From a science outreach perspective, his performance was awesome. The show kept with his public persona and instead of the standard tuxedo he had a blinged out lab coat and bow tie. In the original "rules" for the Bill Nye the Science Guy TV show it is stated that the host (Bill) will always wear a lab coat and tie. Guess that includes while dancing? In the intro he made several amusing science jokes and during the judge's (scathing) critique they all kept with the science them.  This is a wonderful way to bring some science to an audience that may not traditionally watch science shows.  It is great that a science guy can be seen as having enough star power to dance along side Snooki and Showgirl's Elizabeth Berkley.  Having a man who was an inspiration to so many budding scientists along side cast members from Jersey Shore and Glee is really quite an impressive statement about how Hollywood views science and science shows.

Hopefully the audience will vote for Bill to stay another week and we can keep watching his moves both on the dance floor and in the lab.  Maybe if enough people vote, science won't lose out to the cast of Saved by the Bell.


Popular Posts

How 4,000 Physicists Gave a Vegas Casino its Worst Week Ever

What happens when several thousand distinguished physicists, researchers, and students descend on the nation’s gambling capital for a conference? The answer is "a bad week for the casino"—but you'd never guess why.

Ask a Physicist: Phone Flash Sharpie Shock!

Lexie and Xavier, from Orlando, FL want to know: "What's going on in this video ? Our science teacher claims that the pain comes from a small electrical shock, but we believe that this is due to the absorption of light. Please help us resolve this dispute!"

The Science of Ice Cream: Part One

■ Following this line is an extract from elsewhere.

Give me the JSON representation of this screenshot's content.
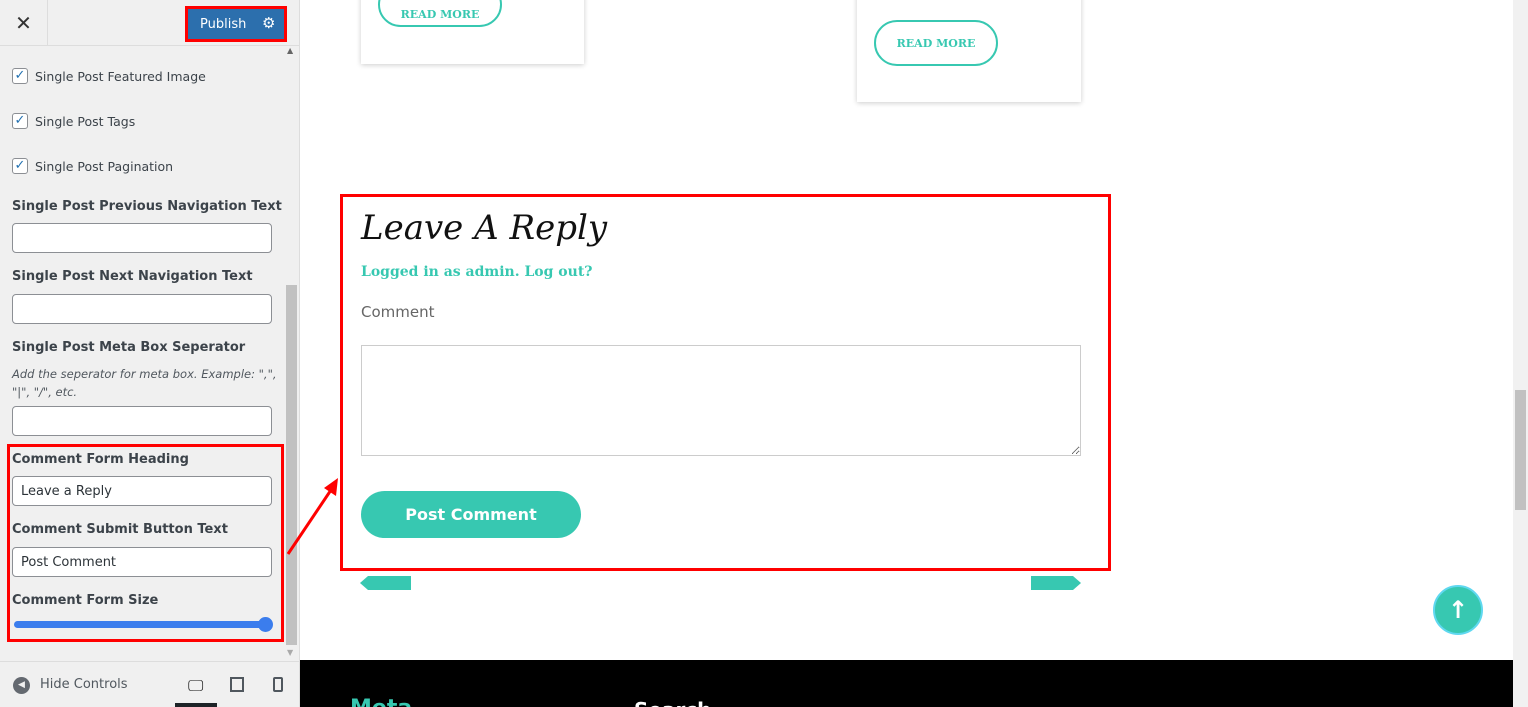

Even though it's been a warm couple of months already, it's officially summer. A delicious, science-filled way to beat the heat? Making homemade ice cream. (We've since updated this article to include the science behind vegan ice cream. To learn more about ice cream science, check out The Science of Ice Cream, Redux ) Image Credit: St0rmz via Flickr Over at Physics@Home there's an easy recipe for homemade ice cream. But what kind of milk should you use to make ice cream? And do you really need to chill the ice cream base before making it? Why do ice cream recipes always call for salt on ice?